### WHAT THE TASK REQUIRES:
What is needed is a verbatim copy of the data, minus the pictures.

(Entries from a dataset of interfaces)
%%
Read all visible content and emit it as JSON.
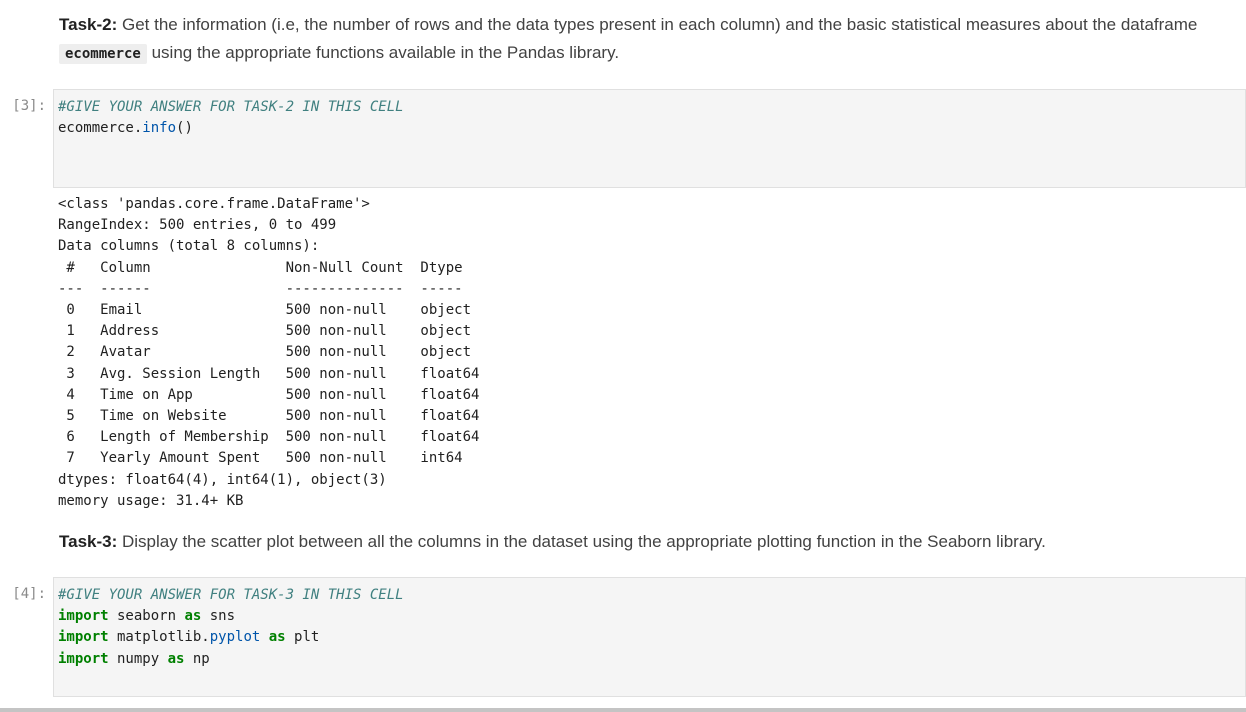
{
  "task2": {
    "title": "Task-2:",
    "text_before": " Get the information (i.e, the number of rows and the data types present in each column) and the basic statistical measures about the dataframe ",
    "code_word": "ecommerce",
    "text_after": " using the appropriate functions available in the Pandas library."
  },
  "cell3": {
    "prompt": "[3]:",
    "comment": "#GIVE YOUR ANSWER FOR TASK-2 IN THIS CELL",
    "line2_obj": "ecommerce.",
    "line2_fn": "info",
    "line2_paren": "()"
  },
  "output3": {
    "lines": [
      "<class 'pandas.core.frame.DataFrame'>",
      "RangeIndex: 500 entries, 0 to 499",
      "Data columns (total 8 columns):",
      " #   Column                Non-Null Count  Dtype  ",
      "---  ------                --------------  -----  ",
      " 0   Email                 500 non-null    object ",
      " 1   Address               500 non-null    object ",
      " 2   Avatar                500 non-null    object ",
      " 3   Avg. Session Length   500 non-null    float64",
      " 4   Time on App           500 non-null    float64",
      " 5   Time on Website       500 non-null    float64",
      " 6   Length of Membership  500 non-null    float64",
      " 7   Yearly Amount Spent   500 non-null    int64  ",
      "dtypes: float64(4), int64(1), object(3)",
      "memory usage: 31.4+ KB"
    ]
  },
  "task3": {
    "title": "Task-3:",
    "text": " Display the scatter plot between all the columns in the dataset using the appropriate plotting function in the Seaborn library."
  },
  "cell4": {
    "prompt": "[4]:",
    "comment": "#GIVE YOUR ANSWER FOR TASK-3 IN THIS CELL",
    "import_kw": "import",
    "as_kw": "as",
    "l1_mod": " seaborn ",
    "l1_alias": " sns",
    "l2_mod_a": " matplotlib.",
    "l2_mod_b": "pyplot",
    "l2_mod_c": " ",
    "l2_alias": " plt",
    "l3_mod": " numpy ",
    "l3_alias": " np"
  }
}
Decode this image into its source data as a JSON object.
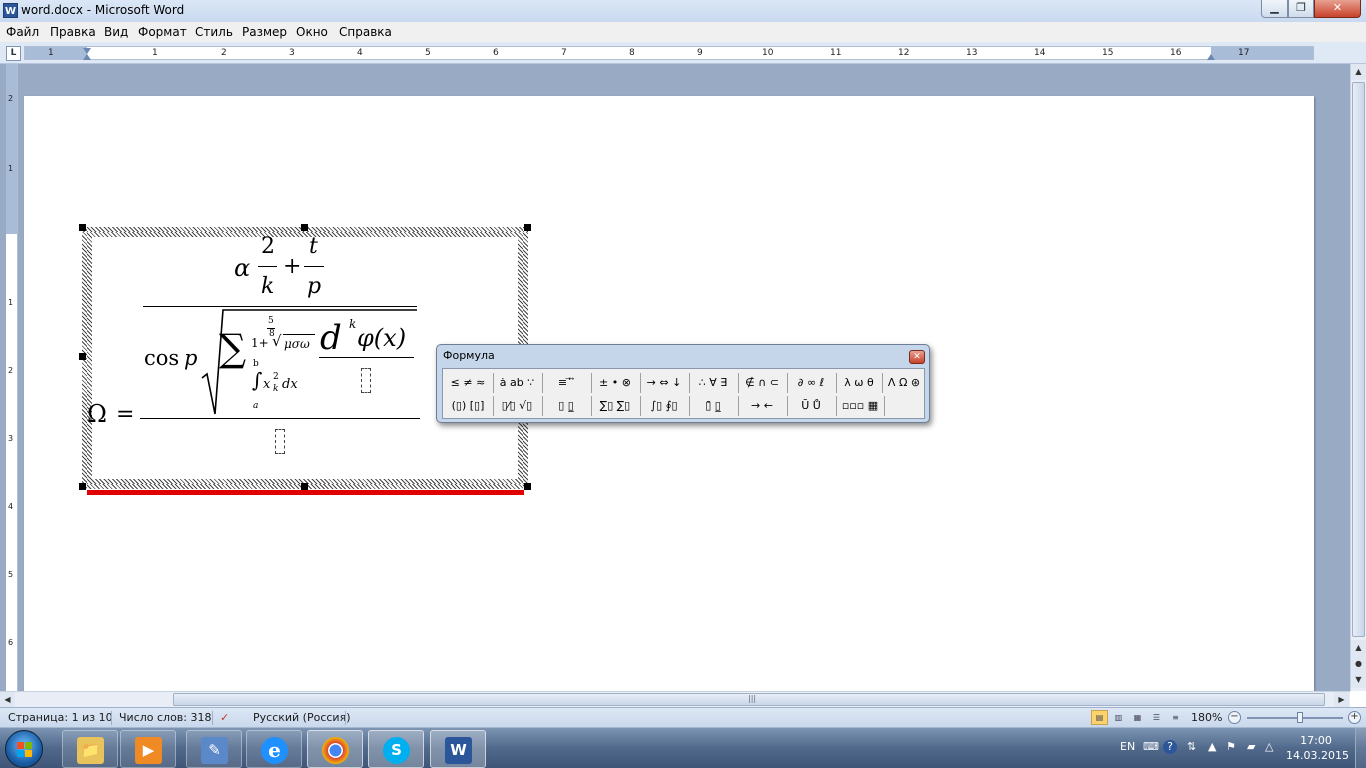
{
  "window": {
    "title": "word.docx - Microsoft Word",
    "app_icon_letter": "W",
    "min_glyph": "▁",
    "max_glyph": "❐",
    "close_glyph": "✕"
  },
  "menu": {
    "items": [
      "Файл",
      "Правка",
      "Вид",
      "Формат",
      "Стиль",
      "Размер",
      "Окно",
      "Справка"
    ]
  },
  "ruler": {
    "tab_type": "L",
    "horizontal_numbers": [
      "1",
      "1",
      "2",
      "3",
      "4",
      "5",
      "6",
      "7",
      "8",
      "9",
      "10",
      "11",
      "12",
      "13",
      "14",
      "15",
      "16",
      "17"
    ],
    "vertical_numbers": [
      "2",
      "1",
      "1",
      "2",
      "3",
      "4",
      "5",
      "6"
    ]
  },
  "equation": {
    "omega": "Ω",
    "equals": "=",
    "alpha": "α",
    "two": "2",
    "k": "k",
    "plus": "+",
    "t": "t",
    "p": "p",
    "cos": "cos",
    "cos_arg": "p",
    "sigma": "∑",
    "sum_upper": "1+",
    "root_index_num": "5",
    "root_index_den": "8",
    "root_glyph": "√",
    "radicand": "μσω",
    "integral": "∫",
    "int_upper": "b",
    "int_lower": "a",
    "integrand_x": "x",
    "integrand_sup": "2",
    "integrand_sub": "k",
    "integrand_dx": "dx",
    "d": "d",
    "d_exp": "k",
    "phi_x": "φ(x)"
  },
  "formula_toolbar": {
    "title": "Формула",
    "close_glyph": "✕",
    "row1": [
      "≤ ≠ ≈",
      "ȧ ab ∵",
      "≡ ⃗ ⃡",
      "± • ⊗",
      "→ ⇔ ↓",
      "∴ ∀ ∃",
      "∉ ∩ ⊂",
      "∂ ∞ ℓ",
      "λ ω θ",
      "Λ Ω ⊛"
    ],
    "row2": [
      "(▯) [▯]",
      "▯⁄▯ √▯",
      "▯ ▯̲",
      "∑▯ ∑▯",
      "∫▯ ∮▯",
      "▯̄ ▯̲",
      "→ ←",
      "Ū Ů",
      "▫▫▫ ▦"
    ]
  },
  "status": {
    "page": "Страница: 1 из 10",
    "words": "Число слов: 318",
    "language": "Русский (Россия)",
    "zoom": "180%",
    "zoom_level_pct": 180,
    "zoom_minus": "−",
    "zoom_plus": "+"
  },
  "taskbar": {
    "apps": [
      "Explorer",
      "Media Player",
      "Paint",
      "Internet Explorer",
      "Chrome",
      "Skype",
      "Word"
    ],
    "app_glyphs": [
      "📁",
      "▶",
      "✎",
      "e",
      "◉",
      "S",
      "W"
    ],
    "language": "EN",
    "time": "17:00",
    "date": "14.03.2015"
  },
  "colors": {
    "accent_blue": "#2b579a",
    "error_underline": "#e00000",
    "docarea_bg": "#99abc4"
  }
}
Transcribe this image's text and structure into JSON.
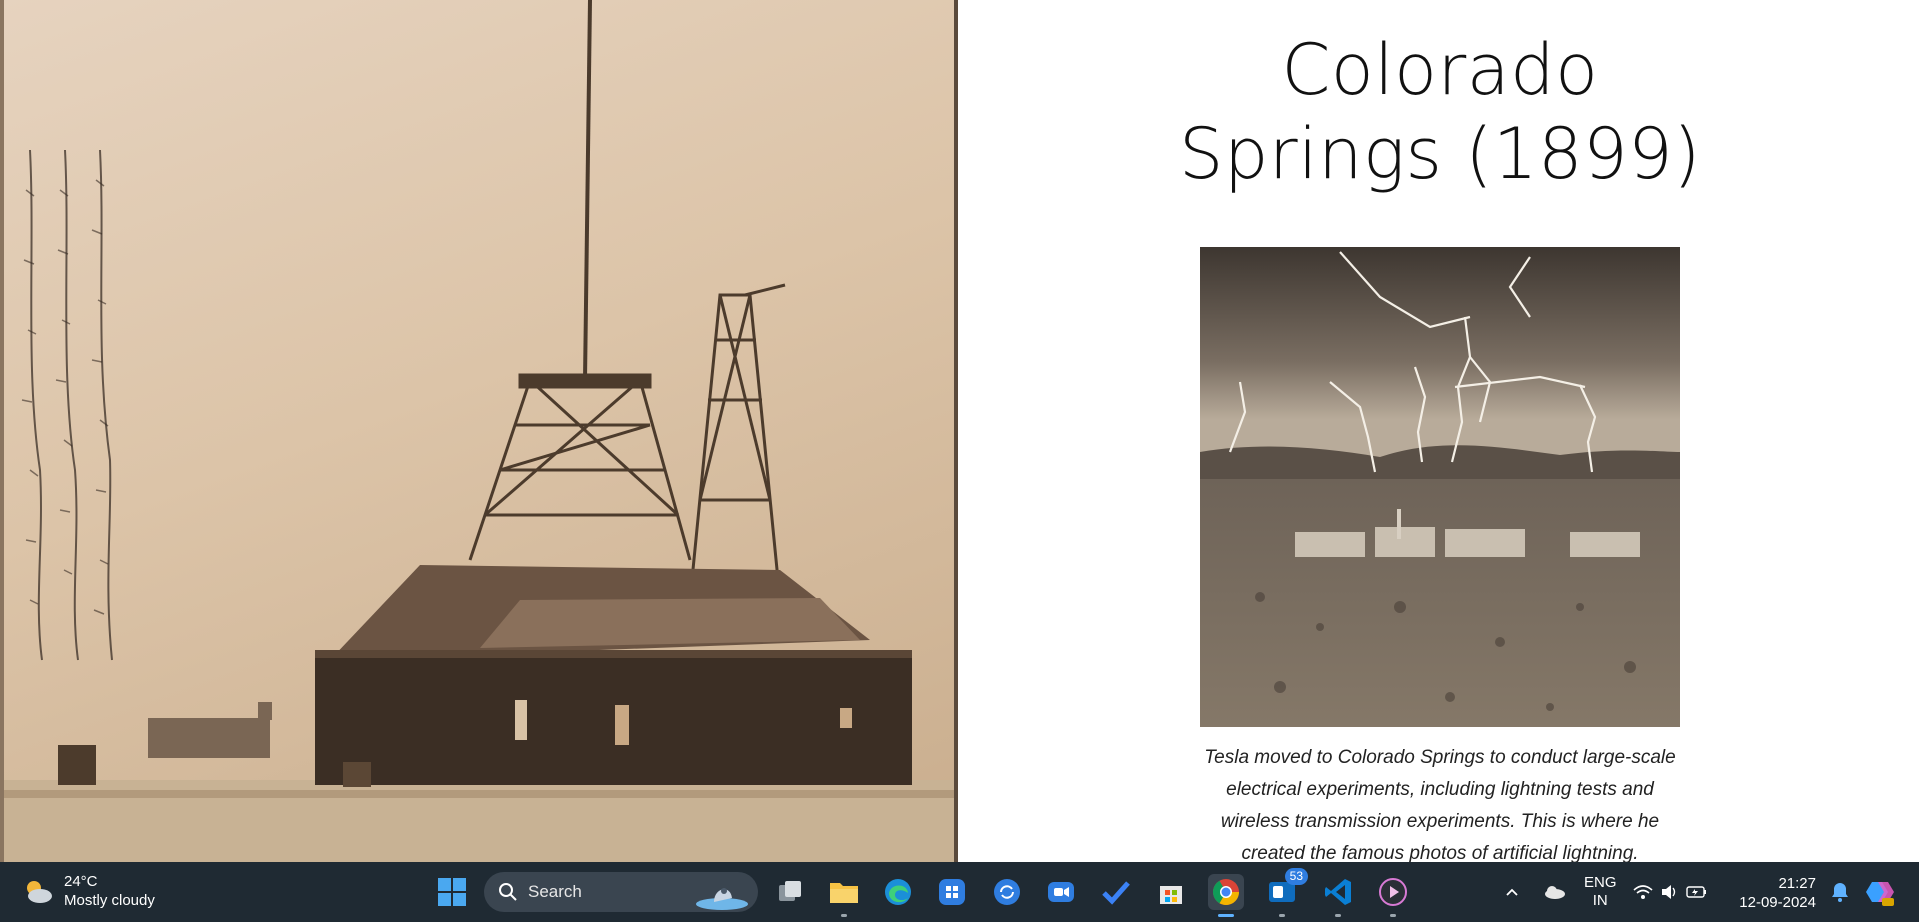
{
  "page": {
    "title_line1": "Colorado",
    "title_line2": "Springs (1899)",
    "caption": "Tesla moved to Colorado Springs to conduct large-scale electrical experiments, including lightning tests and wireless transmission experiments. This is where he created the famous photos of artificial lightning."
  },
  "taskbar": {
    "weather_temp": "24°C",
    "weather_desc": "Mostly cloudy",
    "search_label": "Search",
    "outlook_badge": "53",
    "lang_line1": "ENG",
    "lang_line2": "IN",
    "time": "21:27",
    "date": "12-09-2024",
    "colors": {
      "bg": "#1f2a33",
      "accent": "#5fb2ff"
    }
  }
}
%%
### TASK RESPONSE:
Read all visible content and emit it as JSON.
{
  "task2": {
    "title": "Task-2:",
    "text_before": " Get the information (i.e, the number of rows and the data types present in each column) and the basic statistical measures about the dataframe ",
    "code_word": "ecommerce",
    "text_after": " using the appropriate functions available in the Pandas library."
  },
  "cell3": {
    "prompt": "[3]:",
    "comment": "#GIVE YOUR ANSWER FOR TASK-2 IN THIS CELL",
    "line2_obj": "ecommerce.",
    "line2_fn": "info",
    "line2_paren": "()"
  },
  "output3": {
    "lines": [
      "<class 'pandas.core.frame.DataFrame'>",
      "RangeIndex: 500 entries, 0 to 499",
      "Data columns (total 8 columns):",
      " #   Column                Non-Null Count  Dtype  ",
      "---  ------                --------------  -----  ",
      " 0   Email                 500 non-null    object ",
      " 1   Address               500 non-null    object ",
      " 2   Avatar                500 non-null    object ",
      " 3   Avg. Session Length   500 non-null    float64",
      " 4   Time on App           500 non-null    float64",
      " 5   Time on Website       500 non-null    float64",
      " 6   Length of Membership  500 non-null    float64",
      " 7   Yearly Amount Spent   500 non-null    int64  ",
      "dtypes: float64(4), int64(1), object(3)",
      "memory usage: 31.4+ KB"
    ]
  },
  "task3": {
    "title": "Task-3:",
    "text": " Display the scatter plot between all the columns in the dataset using the appropriate plotting function in the Seaborn library."
  },
  "cell4": {
    "prompt": "[4]:",
    "comment": "#GIVE YOUR ANSWER FOR TASK-3 IN THIS CELL",
    "import_kw": "import",
    "as_kw": "as",
    "l1_mod": " seaborn ",
    "l1_alias": " sns",
    "l2_mod_a": " matplotlib.",
    "l2_mod_b": "pyplot",
    "l2_mod_c": " ",
    "l2_alias": " plt",
    "l3_mod": " numpy ",
    "l3_alias": " np"
  }
}
Decode this image into its source data as a JSON object.
{
  "window": {
    "title": "word.docx - Microsoft Word",
    "app_icon_letter": "W",
    "min_glyph": "▁",
    "max_glyph": "❐",
    "close_glyph": "✕"
  },
  "menu": {
    "items": [
      "Файл",
      "Правка",
      "Вид",
      "Формат",
      "Стиль",
      "Размер",
      "Окно",
      "Справка"
    ]
  },
  "ruler": {
    "tab_type": "L",
    "horizontal_numbers": [
      "1",
      "1",
      "2",
      "3",
      "4",
      "5",
      "6",
      "7",
      "8",
      "9",
      "10",
      "11",
      "12",
      "13",
      "14",
      "15",
      "16",
      "17"
    ],
    "vertical_numbers": [
      "2",
      "1",
      "1",
      "2",
      "3",
      "4",
      "5",
      "6"
    ]
  },
  "equation": {
    "omega": "Ω",
    "equals": "=",
    "alpha": "α",
    "two": "2",
    "k": "k",
    "plus": "+",
    "t": "t",
    "p": "p",
    "cos": "cos",
    "cos_arg": "p",
    "sigma": "∑",
    "sum_upper": "1+",
    "root_index_num": "5",
    "root_index_den": "8",
    "root_glyph": "√",
    "radicand": "μσω",
    "integral": "∫",
    "int_upper": "b",
    "int_lower": "a",
    "integrand_x": "x",
    "integrand_sup": "2",
    "integrand_sub": "k",
    "integrand_dx": "dx",
    "d": "d",
    "d_exp": "k",
    "phi_x": "φ(x)"
  },
  "formula_toolbar": {
    "title": "Формула",
    "close_glyph": "✕",
    "row1": [
      "≤ ≠ ≈",
      "ȧ ab ∵",
      "≡ ⃗ ⃡",
      "± • ⊗",
      "→ ⇔ ↓",
      "∴ ∀ ∃",
      "∉ ∩ ⊂",
      "∂ ∞ ℓ",
      "λ ω θ",
      "Λ Ω ⊛"
    ],
    "row2": [
      "(▯) [▯]",
      "▯⁄▯ √▯",
      "▯ ▯̲",
      "∑▯ ∑▯",
      "∫▯ ∮▯",
      "▯̄ ▯̲",
      "→ ←",
      "Ū Ů",
      "▫▫▫ ▦"
    ]
  },
  "status": {
    "page": "Страница: 1 из 10",
    "words": "Число слов: 318",
    "language": "Русский (Россия)",
    "zoom": "180%",
    "zoom_level_pct": 180,
    "zoom_minus": "−",
    "zoom_plus": "+"
  },
  "taskbar": {
    "apps": [
      "Explorer",
      "Media Player",
      "Paint",
      "Internet Explorer",
      "Chrome",
      "Skype",
      "Word"
    ],
    "app_glyphs": [
      "📁",
      "▶",
      "✎",
      "e",
      "◉",
      "S",
      "W"
    ],
    "language": "EN",
    "time": "17:00",
    "date": "14.03.2015"
  },
  "colors": {
    "accent_blue": "#2b579a",
    "error_underline": "#e00000",
    "docarea_bg": "#99abc4"
  }
}
Transcribe this image's text and structure into JSON.
{
  "page": {
    "title_line1": "Colorado",
    "title_line2": "Springs (1899)",
    "caption": "Tesla moved to Colorado Springs to conduct large-scale electrical experiments, including lightning tests and wireless transmission experiments. This is where he created the famous photos of artificial lightning."
  },
  "taskbar": {
    "weather_temp": "24°C",
    "weather_desc": "Mostly cloudy",
    "search_label": "Search",
    "outlook_badge": "53",
    "lang_line1": "ENG",
    "lang_line2": "IN",
    "time": "21:27",
    "date": "12-09-2024",
    "colors": {
      "bg": "#1f2a33",
      "accent": "#5fb2ff"
    }
  }
}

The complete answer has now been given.